You know how things were starting to look a bit better in Afghanistan? Not today. In a disguised attack similar to a recent incident in Pakistan, the Taliban snuck into a central, guarded area of Kabul and opened fire at guards early on Tuesday morning, killing at least five people.
The four or five gunmen used fake badges and vehicle passes to enter the security gates at the Shash Darak district, an area which is home to the presidential palace compound, the C.I.A’s Afghanistan station, and the U.S embassy. As soon as guards realized the passes were fake, the attackers began a fatal round of gunfire which lasted over an hour and a half, during which they also detonated a bomb located in the car.
Three or four of the gunmen were killed by U.S security forces, while one died in the car’s explosion.
The attack occurs less than a day after the U.S special representative for Afghanistan, Ambassador James Dobbins, met with Afghan President Hamid Karzai to talk about the peace process. President Karzai was scheduled to hold a press conference at the presidential compound Tuesday morning but never appeared, although palace officials have said that he is safe.
The Taliban, in spite of recently having agreed to peace talks with both the U.S and Karzai’s administration, have claimed responsibility for the attack.
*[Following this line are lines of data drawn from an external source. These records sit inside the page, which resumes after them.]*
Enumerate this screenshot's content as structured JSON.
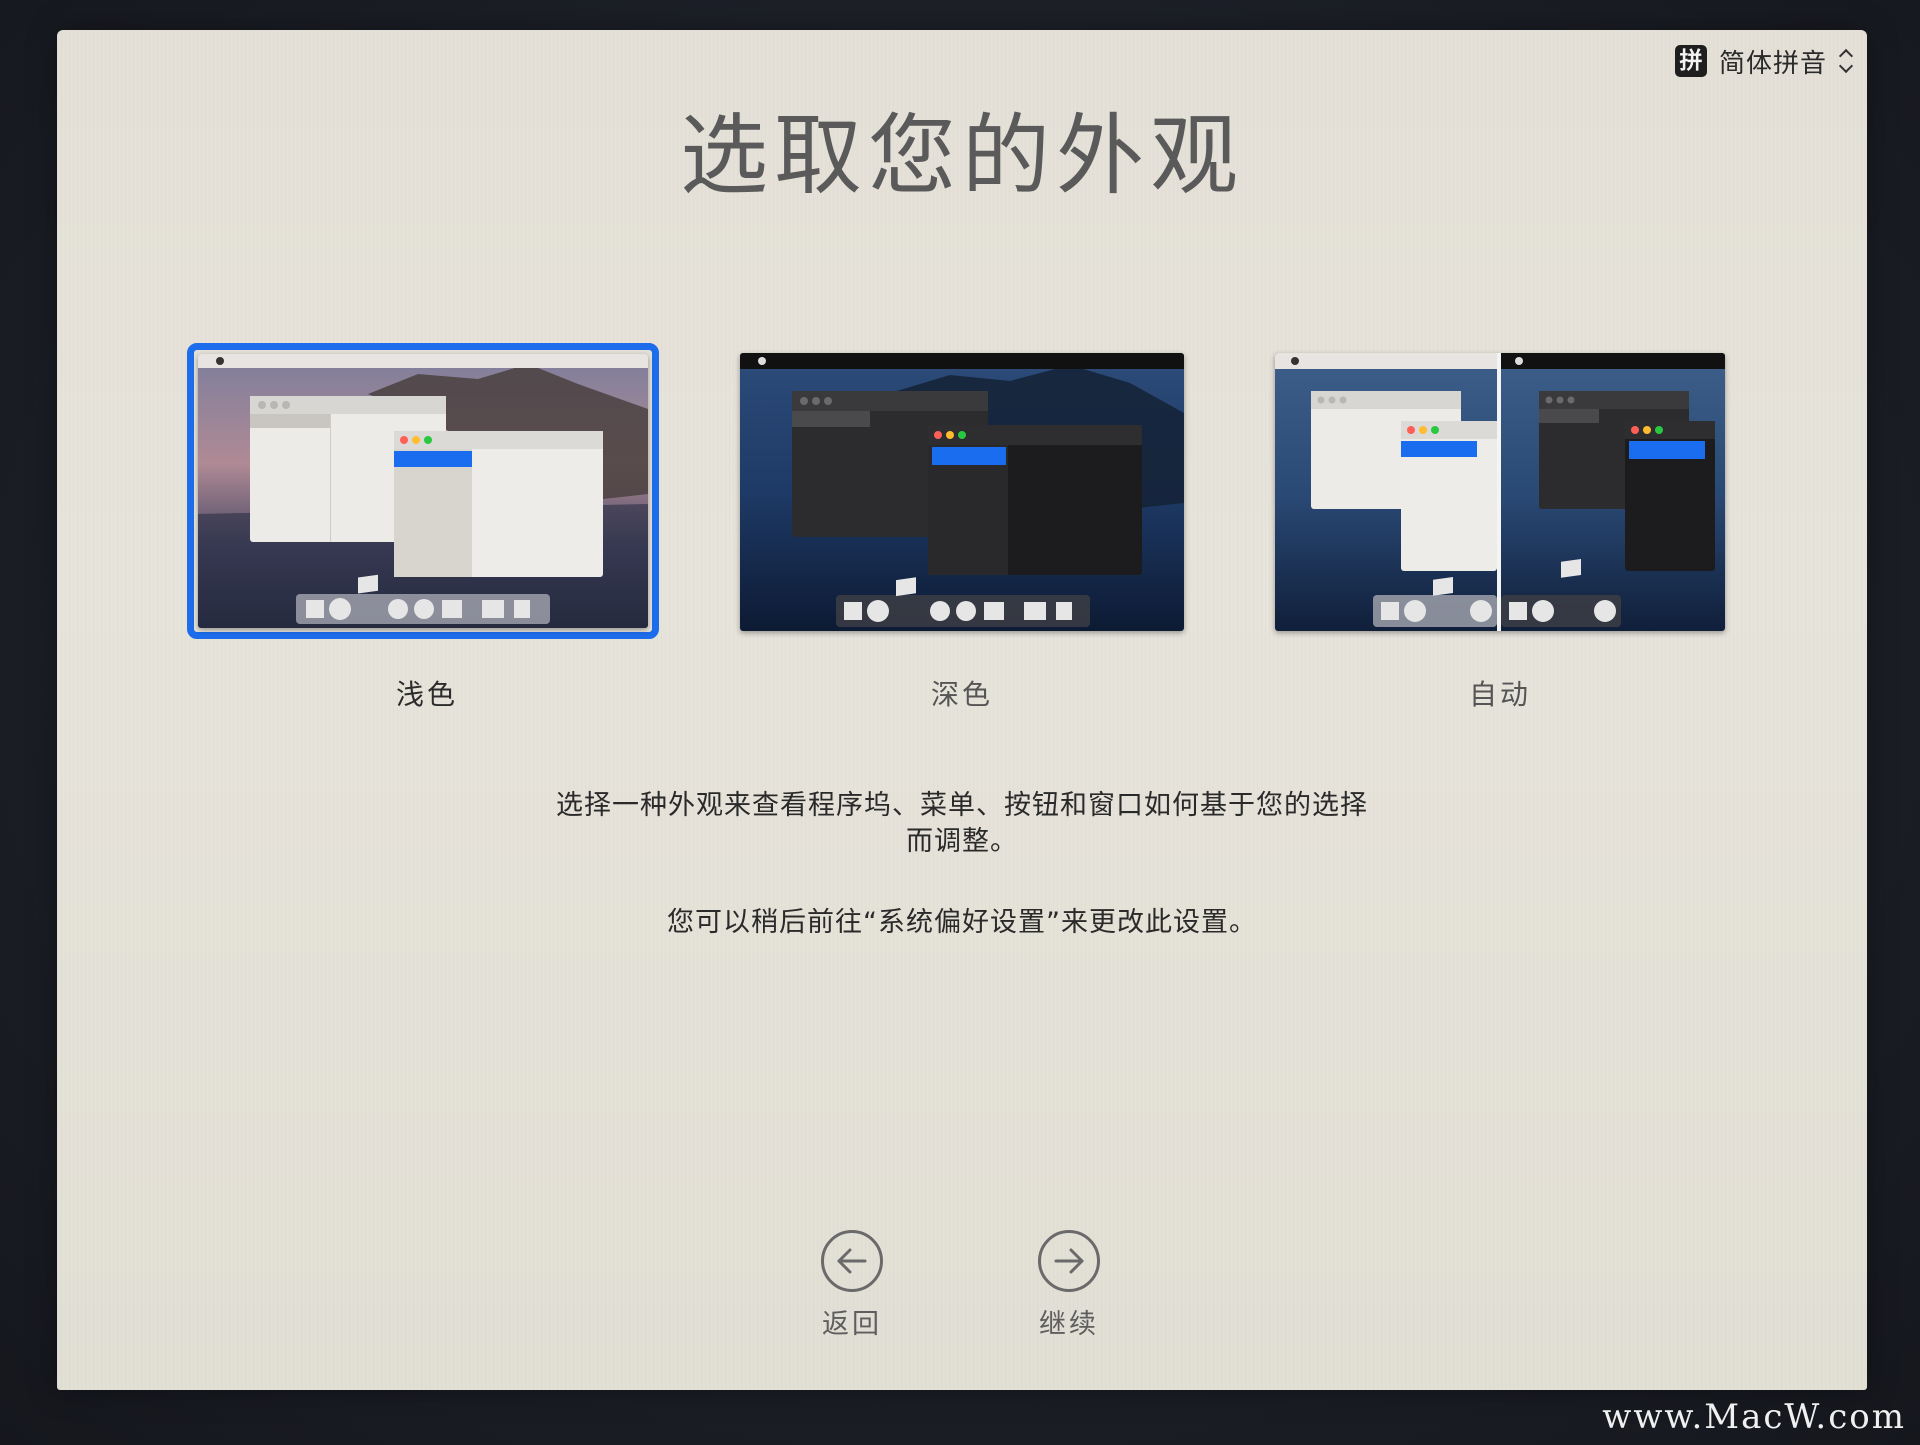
{
  "input_method": {
    "icon_glyph": "拼",
    "label": "简体拼音"
  },
  "page_title": "选取您的外观",
  "options": [
    {
      "label": "浅色",
      "selected": true
    },
    {
      "label": "深色",
      "selected": false
    },
    {
      "label": "自动",
      "selected": false
    }
  ],
  "description": {
    "line1": "选择一种外观来查看程序坞、菜单、按钮和窗口如何基于您的选择",
    "line2": "而调整。",
    "line3": "您可以稍后前往“系统偏好设置”来更改此设置。"
  },
  "nav": {
    "back_label": "返回",
    "continue_label": "继续"
  },
  "watermark": "www.MacW.com",
  "colors": {
    "accent": "#1c6cec",
    "screen_bg": "#e6e3da",
    "title": "#5a5a5a"
  }
}
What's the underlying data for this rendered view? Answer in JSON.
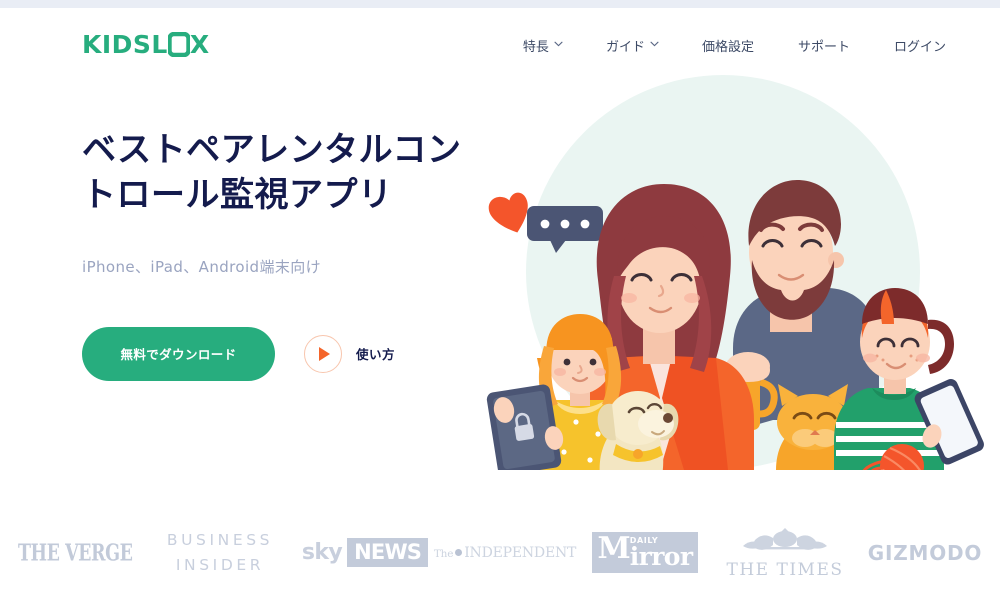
{
  "brand": {
    "logo_text": "KIDSLOX",
    "logo_icon": "padlock-icon",
    "green": "#27ad7e",
    "navy": "#141b4d",
    "orange": "#f4652b"
  },
  "nav": {
    "items": [
      {
        "label": "特長",
        "has_chevron": true,
        "icon": "chevron-down-icon"
      },
      {
        "label": "ガイド",
        "has_chevron": true,
        "icon": "chevron-down-icon"
      },
      {
        "label": "価格設定",
        "has_chevron": false
      },
      {
        "label": "サポート",
        "has_chevron": false
      },
      {
        "label": "ログイン",
        "has_chevron": false
      }
    ]
  },
  "hero": {
    "headline_line1": "ベストペアレンタルコン",
    "headline_line2": "トロール監視アプリ",
    "subtitle": "iPhone、iPad、Android端末向け",
    "download_button": "無料でダウンロード",
    "video_label": "使い方",
    "video_icon": "play-icon",
    "illustration": "family-with-devices-illustration",
    "illustration_elements": [
      "mint-circle-backdrop",
      "heart-icon",
      "chat-bubble-icon",
      "girl-with-tablet",
      "mother",
      "father-with-mug",
      "boy-with-phone",
      "dog",
      "cat",
      "yarn-ball",
      "tablet-lock-icon"
    ]
  },
  "press": {
    "logos": [
      {
        "name": "the-verge-logo",
        "text": "THE VERGE"
      },
      {
        "name": "business-insider-logo",
        "line1": "BUSINESS",
        "line2": "INSIDER"
      },
      {
        "name": "sky-news-logo",
        "text1": "sky",
        "text2": "NEWS"
      },
      {
        "name": "the-independent-logo",
        "the": "The",
        "text": "INDEPENDENT"
      },
      {
        "name": "daily-mirror-logo",
        "m": "M",
        "daily": "DAILY",
        "rest": "irror"
      },
      {
        "name": "the-times-logo",
        "text": "THE TIMES",
        "crest": "royal-crest-icon"
      },
      {
        "name": "gizmodo-logo",
        "text": "GIZMODO"
      }
    ]
  }
}
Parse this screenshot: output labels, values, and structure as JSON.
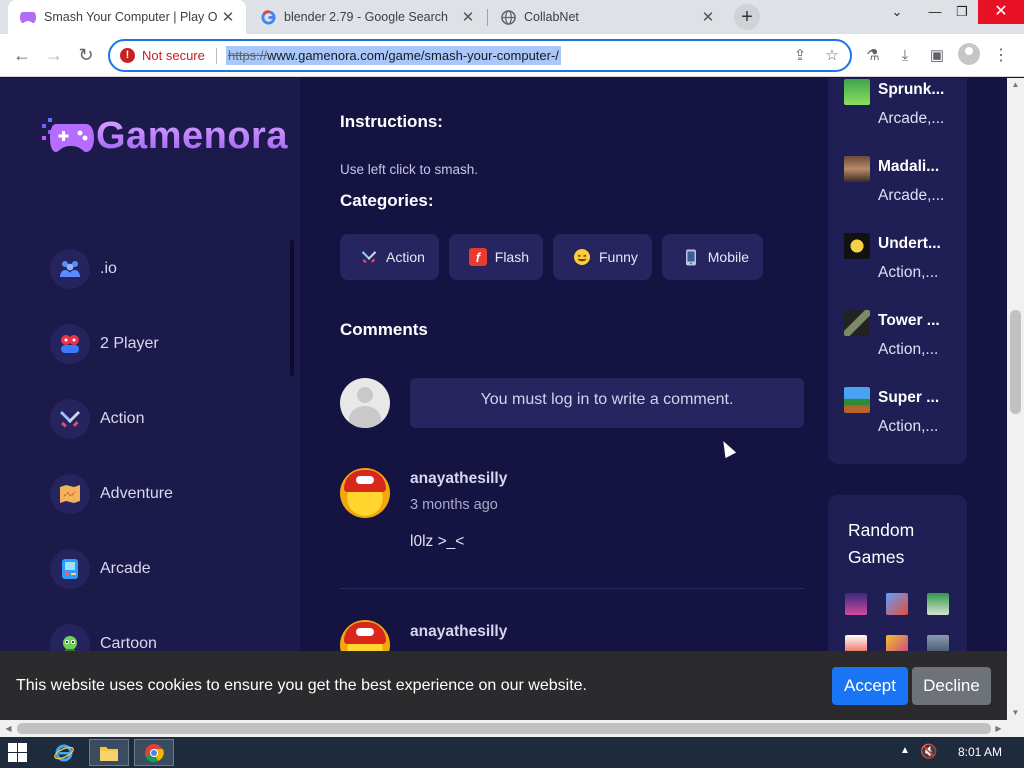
{
  "tabs": [
    {
      "title": "Smash Your Computer | Play On",
      "active": true
    },
    {
      "title": "blender 2.79 - Google Search",
      "active": false
    },
    {
      "title": "CollabNet",
      "active": false
    }
  ],
  "window": {
    "minimize": "—",
    "restore": "❐",
    "close": "✕",
    "tab_menu": "⌄",
    "new_tab": "+"
  },
  "address_bar": {
    "security_label": "Not secure",
    "url_scheme": "https://",
    "url_rest": "www.gamenora.com/game/smash-your-computer-/"
  },
  "site": {
    "logo_text": "Gamenora",
    "nav": [
      {
        "label": ".io",
        "icon": "people-icon"
      },
      {
        "label": "2 Player",
        "icon": "gamepad-icon"
      },
      {
        "label": "Action",
        "icon": "swords-icon"
      },
      {
        "label": "Adventure",
        "icon": "map-icon"
      },
      {
        "label": "Arcade",
        "icon": "arcade-icon"
      },
      {
        "label": "Cartoon",
        "icon": "cartoon-icon"
      }
    ]
  },
  "main": {
    "instructions_heading": "Instructions:",
    "instructions_text": "Use left click to smash.",
    "categories_heading": "Categories:",
    "categories": [
      {
        "label": "Action",
        "icon": "swords-icon"
      },
      {
        "label": "Flash",
        "icon": "flash-icon"
      },
      {
        "label": "Funny",
        "icon": "smiley-icon"
      },
      {
        "label": "Mobile",
        "icon": "mobile-icon"
      }
    ],
    "comments_heading": "Comments",
    "login_prompt": "You must log in to write a comment.",
    "comments": [
      {
        "user": "anayathesilly",
        "time": "3 months ago",
        "text": "l0lz >_<"
      },
      {
        "user": "anayathesilly"
      }
    ]
  },
  "sidebar_games": [
    {
      "title": "Sprunk...",
      "cats": "Arcade,..."
    },
    {
      "title": "Madali...",
      "cats": "Arcade,..."
    },
    {
      "title": "Undert...",
      "cats": "Action,..."
    },
    {
      "title": "Tower ...",
      "cats": "Action,..."
    },
    {
      "title": "Super ...",
      "cats": "Action,..."
    }
  ],
  "random_games": {
    "heading": "Random Games"
  },
  "cookie_bar": {
    "text": "This website uses cookies to ensure you get the best experience on our website.",
    "accept": "Accept",
    "decline": "Decline"
  },
  "taskbar": {
    "clock": "8:01 AM"
  },
  "colors": {
    "accent_blue": "#1a75f5",
    "page_bg": "#141342",
    "panel_bg": "#201f55",
    "warning_red": "#c5221f"
  }
}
Their intended targets were apparently the C.I.A base and the presidential palace.
According to inside sources at Reuters, though, Afghan security officials believe the attack was actually orchestrated by the Haqqani Network, which has links to both the Taliban and Al-Qaeda.
Either way, this assault undermines recent attempts at peace talks, and serves as a reminder of the difficult road ahead as the U.S. pulls out its coalition forces.